Please count the lines in the data below that mention the word "this", then give only the total.

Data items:
□ □ □ □

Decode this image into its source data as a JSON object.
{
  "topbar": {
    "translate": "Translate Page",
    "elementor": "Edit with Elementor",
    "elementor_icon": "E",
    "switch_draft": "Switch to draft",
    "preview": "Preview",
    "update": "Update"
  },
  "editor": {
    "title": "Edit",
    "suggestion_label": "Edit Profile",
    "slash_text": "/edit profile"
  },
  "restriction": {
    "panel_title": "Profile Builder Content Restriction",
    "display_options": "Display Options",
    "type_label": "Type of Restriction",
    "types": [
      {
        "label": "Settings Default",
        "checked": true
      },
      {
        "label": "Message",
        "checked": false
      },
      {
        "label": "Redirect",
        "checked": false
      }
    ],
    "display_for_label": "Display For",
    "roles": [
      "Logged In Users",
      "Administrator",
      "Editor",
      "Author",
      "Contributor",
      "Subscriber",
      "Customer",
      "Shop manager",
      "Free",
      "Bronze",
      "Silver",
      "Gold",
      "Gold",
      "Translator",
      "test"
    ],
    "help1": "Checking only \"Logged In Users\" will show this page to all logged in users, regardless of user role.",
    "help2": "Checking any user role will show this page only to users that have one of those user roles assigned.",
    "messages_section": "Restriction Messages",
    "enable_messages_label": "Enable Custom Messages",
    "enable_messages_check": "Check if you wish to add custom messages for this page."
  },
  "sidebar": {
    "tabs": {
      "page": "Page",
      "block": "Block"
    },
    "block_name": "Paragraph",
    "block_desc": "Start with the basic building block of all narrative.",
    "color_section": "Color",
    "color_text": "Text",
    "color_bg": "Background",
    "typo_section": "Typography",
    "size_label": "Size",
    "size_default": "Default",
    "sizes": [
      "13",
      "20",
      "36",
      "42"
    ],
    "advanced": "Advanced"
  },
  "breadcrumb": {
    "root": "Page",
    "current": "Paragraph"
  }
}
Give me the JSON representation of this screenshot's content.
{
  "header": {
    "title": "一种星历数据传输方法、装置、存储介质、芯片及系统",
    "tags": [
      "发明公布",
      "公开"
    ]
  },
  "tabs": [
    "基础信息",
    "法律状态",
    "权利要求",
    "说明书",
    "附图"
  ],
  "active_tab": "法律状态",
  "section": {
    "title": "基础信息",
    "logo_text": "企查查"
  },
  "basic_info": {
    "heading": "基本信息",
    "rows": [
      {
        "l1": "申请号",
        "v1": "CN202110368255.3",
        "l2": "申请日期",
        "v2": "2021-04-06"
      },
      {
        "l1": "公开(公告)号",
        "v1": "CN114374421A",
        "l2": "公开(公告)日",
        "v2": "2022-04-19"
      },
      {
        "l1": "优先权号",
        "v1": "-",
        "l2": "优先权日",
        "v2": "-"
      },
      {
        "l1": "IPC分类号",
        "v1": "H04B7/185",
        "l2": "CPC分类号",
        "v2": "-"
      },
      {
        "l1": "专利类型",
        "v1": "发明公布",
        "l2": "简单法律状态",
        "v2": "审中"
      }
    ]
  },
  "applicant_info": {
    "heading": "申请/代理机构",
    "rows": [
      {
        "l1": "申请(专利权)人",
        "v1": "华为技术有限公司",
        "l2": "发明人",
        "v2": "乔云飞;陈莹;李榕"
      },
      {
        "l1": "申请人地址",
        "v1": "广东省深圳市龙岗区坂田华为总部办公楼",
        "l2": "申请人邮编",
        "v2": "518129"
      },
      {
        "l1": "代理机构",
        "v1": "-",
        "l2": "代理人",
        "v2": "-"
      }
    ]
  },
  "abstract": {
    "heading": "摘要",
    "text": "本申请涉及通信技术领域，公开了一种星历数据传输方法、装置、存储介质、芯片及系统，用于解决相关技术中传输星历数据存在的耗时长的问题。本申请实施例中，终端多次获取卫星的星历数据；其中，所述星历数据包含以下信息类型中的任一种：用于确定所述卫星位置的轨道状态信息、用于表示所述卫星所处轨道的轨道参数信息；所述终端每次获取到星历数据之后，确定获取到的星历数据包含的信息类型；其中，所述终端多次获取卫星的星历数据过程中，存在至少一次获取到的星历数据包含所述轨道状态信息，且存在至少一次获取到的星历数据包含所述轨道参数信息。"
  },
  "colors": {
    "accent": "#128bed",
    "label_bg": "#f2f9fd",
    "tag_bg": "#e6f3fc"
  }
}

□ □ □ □

FINISHED TASK = 5